and italicisation was on the menu) which helpfully added that "Underglass
is a unique product patented by the executive chef John Novi". (Yes,
those quotation marks were on the menu, too.) Turns out that Underglass is not
much more than baking your soufflé in glass rather than china, although
the dish was very good.
The dish was also $18, for a starter, which gives you an idea of the prices
involved. The model
menu on the website doesn’t have a single main course for less than $32,
and even the soups – the cheapest thing you can get – are $14 each.
The restaurant also is less than transparent when it comes to pricing: the four
course prix fixe for $60 turns out to be equivalent toordering a starter, main
course and $10 dessert a la carte, along with and some fruit, bread and salad.

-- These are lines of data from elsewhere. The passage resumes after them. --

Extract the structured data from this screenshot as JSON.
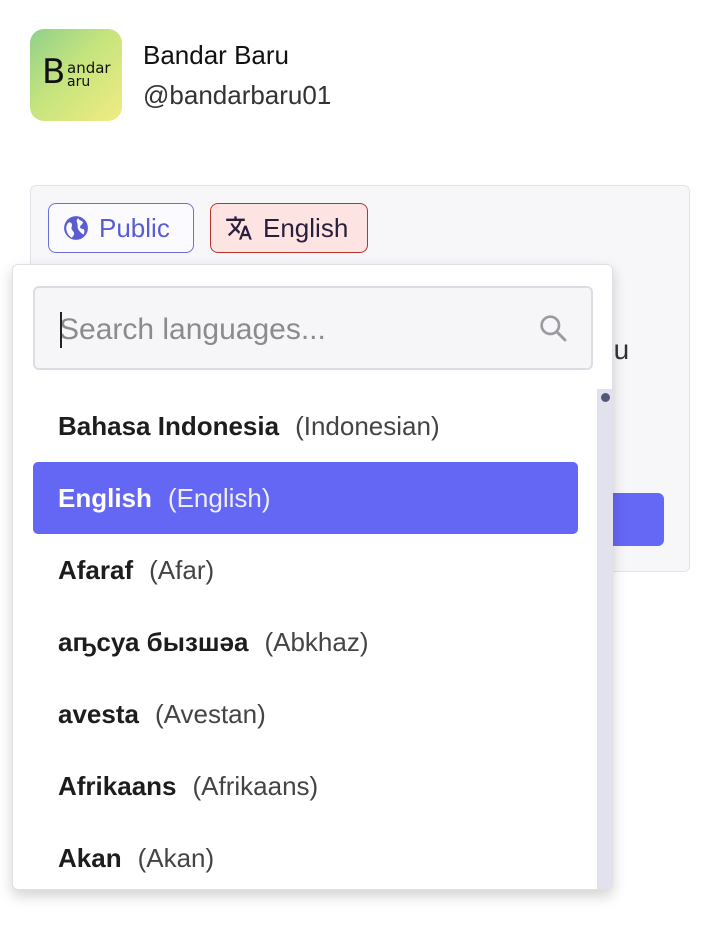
{
  "profile": {
    "avatar_letter": "B",
    "avatar_text_line1": "andar",
    "avatar_text_line2": "aru",
    "display_name": "Bandar Baru",
    "handle": "@bandarbaru01"
  },
  "composer": {
    "visibility_label": "Public",
    "language_label": "English",
    "partial_text": "nu"
  },
  "language_dropdown": {
    "search_placeholder": "Search languages...",
    "search_value": "",
    "items": [
      {
        "native": "Bahasa Indonesia",
        "english": "(Indonesian)",
        "selected": false
      },
      {
        "native": "English",
        "english": "(English)",
        "selected": true
      },
      {
        "native": "Afaraf",
        "english": "(Afar)",
        "selected": false
      },
      {
        "native": "аҧсуа бызшәа",
        "english": "(Abkhaz)",
        "selected": false
      },
      {
        "native": "avesta",
        "english": "(Avestan)",
        "selected": false
      },
      {
        "native": "Afrikaans",
        "english": "(Afrikaans)",
        "selected": false
      },
      {
        "native": "Akan",
        "english": "(Akan)",
        "selected": false
      }
    ]
  },
  "colors": {
    "accent": "#6466f4",
    "public_chip": "#5a5dcf",
    "language_chip_border": "#b8332e",
    "language_chip_bg": "#fde3e2"
  },
  "icons": {
    "visibility": "globe-icon",
    "language": "translate-icon",
    "search": "search-icon"
  }
}
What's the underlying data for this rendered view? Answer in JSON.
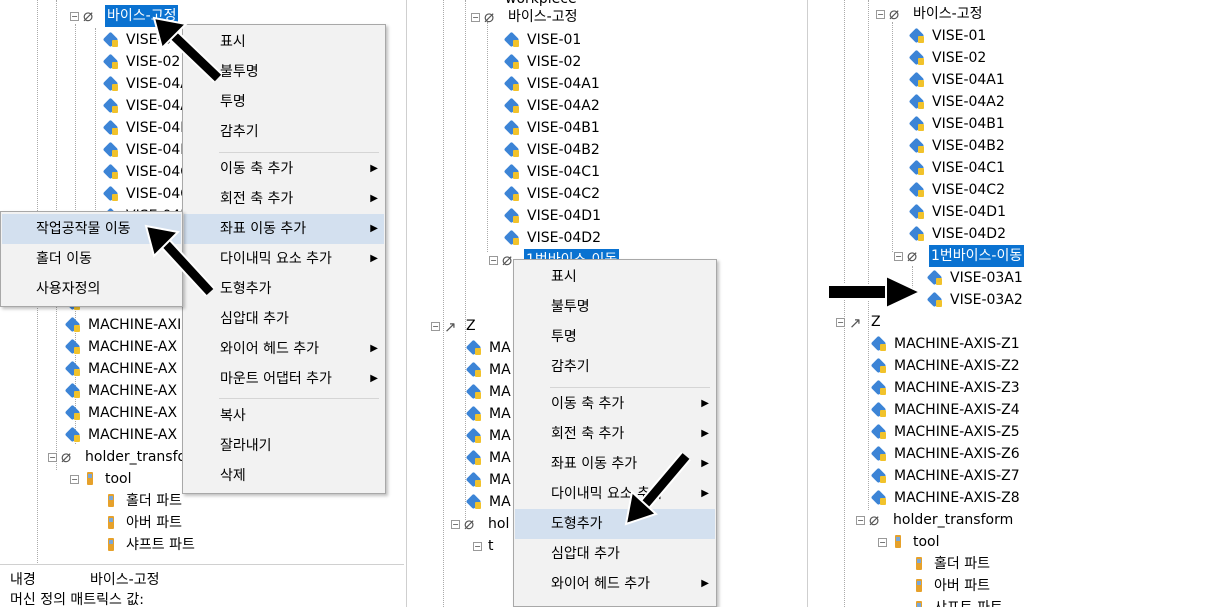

Even with $16 starters and $32 mains, you’re not saving any money. The seven-course
menu for $75 is no bargain either.
Astonishingly, going by anecdote, these prices are actually significantly lower
than they were not so long ago, when the prix fixe ranged into the triple digits,
and Novi would charge for everything, even bread and butter. But we’re still
talking high-end Manhattan prices for a restaurant in a tiny town in the middle
To be fair, you do get high-end Manhattan food. My duck confit was divine,
even if it didn’t go particularly well with the calves liver it was paired with,
and most of the other dishes were very good. Still, there were weak points:
the hors d’oeuvres, which you get automatically as an amuse-bouche if you order
a main course, looked great, but tasted a little bland. And the desserts were
And then there was the service. The waitstaff is basically students from the
State University of New York working their way through college: professional
waiters these are not. They’re cocky, and while I’ll take friendliness over
stuffiness any day, these guys were overly familiar, and didn’t provide particularly
good service. It would have been fine at a $25-a-head restaurant, but when you
can drop that much on a foie gras appetizer, you want a notch or two better.
Twice our waiter complained about other diners, which I really didn’t appreciate,
and at the end of the meal he hovered over me as I worked out how much of a
tip to leave. Just in the past week, I’ve had infinitely better service right
here on Rivington Street, both at Schiller’s
and at ‘inoteca.
All that said, Depuy Canal House is a wonderful place to have a blow-out dinner
in a beautiful old setting: not only is the 1797 building lovely, but the town
of High Falls is gorgeous as well. Afterwards, rather than drive for three hours
back to Manhattan, any self-respecting hedonist, high on great food, should
retire to a suite at the Mohonk Mountain House,
just a few minutes’ drive away. I can guarantee you that the food at the hotel
can’t hold a candle to the stuff here.